- geographically limited


- success at kalundborg yet to be reproduced in another EIP

What is the waste management hierarchy?

Source reduction & reuse --> recycling/composting --> energy recovery --> treatment & disposal

What are the ecosystem services of the atmosphere?

- blocks UV radiation


- moderates climate/temperature


- redistributes water

What is air pollution?

Any substance that ppl introduce into the atmosphere that has damaging effects on living things and the environment

What are the types of air pollution in canada?

- criteria air contaminants

- persistent organic pollutants


- heavy metals


- toxic air pollutants

What are the sources of air pollution?

- primary air pollutants

- secondary air pollutants: photochemical pollution (formation is facilitated by sunlight)



How does air pollution travel?

- diffusion


- convection


- wind patterns

Why was the montreal protocol successful?

- agreement on scientific evidence


- ozone depletion threatens all


- relatively few CFC-producing companies


- substitute chemicals available


- companies involved



How was the montreal protocol different from kyoto protocol?

- less certainty about causes and consequences of GHGs


- risks of CC not evenly distributed


- GHGs emitted worldwide (comparied to CSCs, you have few companies you can target)


- resistance to renewable energy sources

What are the critical ecosystem services that coral reefs provide?

1. Regulation of environmental disturbances


2. Treatment of organic wastes


3. Production of food


4. Creation of recreational opportunities

What are the main causes of sea-level rise?

1. Thermal expansion of seawater


2. Melting of ice in land-based glaciers


3. over-pumping of ground-water supplies that eventually run off into the ocean

What are the impacts of higher sea levels?

- increases impact of storm surges


- accelerate habitat degradation


- alter tidal ranges


- exacerbate flooding


- change sediment and nutrient circulation patterns


- displace approx. 1mil ppl

What are some social implications of the development of agriculture?

- more reliable food supplies permitted growth in pops


- sedentary life = more possible b/c ability to store food = establishment of larger, permanent settlements


- not everyone had to be involved in food-making process


- promoted increasing trade --> development of roads/rail connections --> consumption of energy

What has the livestock revolution led to?

- reliance on industrial feedlots


- industrial systems of livestock production depend on outside supplies


- number of farmers declined, size of average farm increased

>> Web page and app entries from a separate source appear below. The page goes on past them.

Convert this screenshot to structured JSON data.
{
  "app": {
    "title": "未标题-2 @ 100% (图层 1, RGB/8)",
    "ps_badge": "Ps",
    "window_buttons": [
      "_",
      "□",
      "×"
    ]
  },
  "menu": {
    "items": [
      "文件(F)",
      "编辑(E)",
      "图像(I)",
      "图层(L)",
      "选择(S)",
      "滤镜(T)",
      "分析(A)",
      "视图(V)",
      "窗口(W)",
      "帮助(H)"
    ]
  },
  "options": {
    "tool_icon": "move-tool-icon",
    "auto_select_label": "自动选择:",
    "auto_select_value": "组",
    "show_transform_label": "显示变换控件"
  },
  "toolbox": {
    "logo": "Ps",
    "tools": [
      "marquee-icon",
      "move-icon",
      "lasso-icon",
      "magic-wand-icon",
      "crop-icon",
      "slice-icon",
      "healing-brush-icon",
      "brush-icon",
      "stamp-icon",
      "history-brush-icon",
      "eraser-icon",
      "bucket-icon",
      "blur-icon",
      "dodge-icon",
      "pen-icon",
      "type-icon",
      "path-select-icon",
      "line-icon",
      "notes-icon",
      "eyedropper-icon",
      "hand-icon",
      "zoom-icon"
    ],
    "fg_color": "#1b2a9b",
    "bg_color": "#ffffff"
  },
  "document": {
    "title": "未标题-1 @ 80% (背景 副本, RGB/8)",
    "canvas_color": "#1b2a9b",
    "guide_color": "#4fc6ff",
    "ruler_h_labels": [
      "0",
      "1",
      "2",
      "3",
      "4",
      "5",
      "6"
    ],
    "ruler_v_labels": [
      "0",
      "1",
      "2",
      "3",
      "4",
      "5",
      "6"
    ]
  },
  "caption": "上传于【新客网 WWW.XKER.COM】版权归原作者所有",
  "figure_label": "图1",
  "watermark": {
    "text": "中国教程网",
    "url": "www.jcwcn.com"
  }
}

What are some forms of land degradation in Canada?

Soil erosion: agricultural activities remove natural vegetation that tends to bind soil together


Soil compaction: break down soil structure and inhibit the throughflow of water, occurring from frequent use of heavy machinery on wet soils or overstocking with cattle


Soil acidifaction and salinization: acid precipitation + fertilizers, reducing crop yields, leading to nutrient deficiencies. salinization is the deposition of salts in irrigated soils, leaving soil unfit for growing most crops

What is the difference between bioaccumulation and biomagnification?

Bioaccumulation: chemicals gradually accumulating over time in tissues of organisms as they grow


Biomagnification: concentrations of chemicals multiplying with every step in the food chain